The Great Wall: The Art of the Film

Brick­ing it This guide to the re­cent Matt Da­mon non-block­buster lacks both art and in­sight, de­spite the fan­tasy set­ting of the film

ImagineFX - - Workshops -

We check out a glossy guide to the re­cent fan­tasy film set on the Great Wall of China.

The Great Wall is an his­tor­i­cal ac­tion fan­tasy film star­ring Matt Da­mon about a horde of mon­sters at­tack­ing the Great Wall of China. It gar­nered mixed re­views and did dis­ap­point­ing busi­ness at the box of­fice.

But there’s one thing every­one’s agreed on: it looks amaz­ing. So we were look­ing for­ward to check­ing out this cof­fee ta­ble tome that pur­ports to fo­cus on the art be­hind it. Yet just like the film it­self, this book is full of prom­ise but fails to de­liver.

What you ex­pect from an ‘art of the film’ book, es­pe­cially one cost­ing £30, is a de­tailed in­sight into how the vi­su­als were cre­ated. You want to see how the pro­duc­tion de­signs were built up, from orig­i­nal thumb­nail sketches through con­cept art and sto­ry­boards, to VFX

The book’s strong­est sec­tion is the 44 pages that are de­voted to the Tao Tei

break­downs. But while there is some of that, there’s far too lit­tle. In­stead, the bulk of the images are film stills, and much of the text is more broadly fo­cused on the making of the film, rather than its art and de­sign.

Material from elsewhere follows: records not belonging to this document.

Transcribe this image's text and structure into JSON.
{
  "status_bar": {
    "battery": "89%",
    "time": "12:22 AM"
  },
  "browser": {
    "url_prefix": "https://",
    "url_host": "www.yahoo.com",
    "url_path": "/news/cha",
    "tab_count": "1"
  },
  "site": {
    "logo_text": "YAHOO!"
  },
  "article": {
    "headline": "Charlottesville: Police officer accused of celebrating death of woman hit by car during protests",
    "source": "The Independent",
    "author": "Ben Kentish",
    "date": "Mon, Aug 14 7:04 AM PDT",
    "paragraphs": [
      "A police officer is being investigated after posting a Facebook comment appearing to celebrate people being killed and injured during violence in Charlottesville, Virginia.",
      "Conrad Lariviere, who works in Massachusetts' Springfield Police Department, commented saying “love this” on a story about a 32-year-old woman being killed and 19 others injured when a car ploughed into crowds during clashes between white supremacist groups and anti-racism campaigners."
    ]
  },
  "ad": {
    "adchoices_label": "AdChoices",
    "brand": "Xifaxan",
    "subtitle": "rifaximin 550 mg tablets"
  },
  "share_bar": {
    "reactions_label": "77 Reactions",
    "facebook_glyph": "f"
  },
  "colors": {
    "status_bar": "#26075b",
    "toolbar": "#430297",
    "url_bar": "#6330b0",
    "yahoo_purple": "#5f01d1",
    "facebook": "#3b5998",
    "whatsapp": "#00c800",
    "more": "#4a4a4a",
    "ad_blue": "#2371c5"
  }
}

That’s a shame, be­cause in terms of sheer pro­duc­tion qual­ity, this is one of the most nicest look­ing books we’ve seen in a long while. Each of the images is beau­ti­fully re­pro­duced across the 210 large-for­mat, glossy pages. And where con­cept art­work is in­cluded, it’s stun­ning stuff. But there’s sim­ply not enough of this, and worse still, the artists be­hind it aren’t even cred­ited, which in­di­cates where this book’s pri­or­i­ties lie.

The strong­est sec­tion is the 44 pages de­voted to the Tao Tei. We get to see how th­ese mon­sters from Chi­nese legends were cre­ated for the film, from start to fin­ish, in­clud­ing re­search ma­te­rial, a range of early and de­vel­oped con­cept art, through to ma­que­ttes and 3D sculpts, along with artists’ in­sights about the think­ing be­hind each de­sign.

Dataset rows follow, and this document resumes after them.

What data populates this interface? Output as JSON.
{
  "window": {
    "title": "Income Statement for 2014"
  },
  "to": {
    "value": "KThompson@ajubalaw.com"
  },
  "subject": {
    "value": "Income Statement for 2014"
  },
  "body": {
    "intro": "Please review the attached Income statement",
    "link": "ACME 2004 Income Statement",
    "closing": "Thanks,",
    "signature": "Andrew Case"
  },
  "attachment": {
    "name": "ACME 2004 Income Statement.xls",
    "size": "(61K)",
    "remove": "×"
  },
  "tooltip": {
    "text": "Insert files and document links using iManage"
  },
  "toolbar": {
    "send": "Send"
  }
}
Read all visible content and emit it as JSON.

If the rest of the book had been like this, we’d have been happy bun­nies. Un­for­tu­nately, it isn’t. Granted, it’s well re­searched, and in­cludes in­ter­views with the di­rec­tor and pro­ducer, a range of char­ac­ter stud­ies, and a ton of de­tail about how the film was made. And phys­i­cally, it’s a beau­ti­fully pro­duced book with some ex­quis­ite fin­ishes, most no­tably the an­cient scroll-style bind­ing. Bot­tom line, though: it just isn’t an ‘art of’ book – it should have just been called a ‘making of’.

A Tao Tei Drone at­tacks: one of the few in­stances where sto­ry­boards are re­pro­duced in the book.

Con­cept art fea­tur­ing an early de­sign for a Tao Tei Queen. An­noy­ingly, the artist is un­cred­ited.

Newspapers in English

Newspapers from Australia

© PressReader. All rights reserved.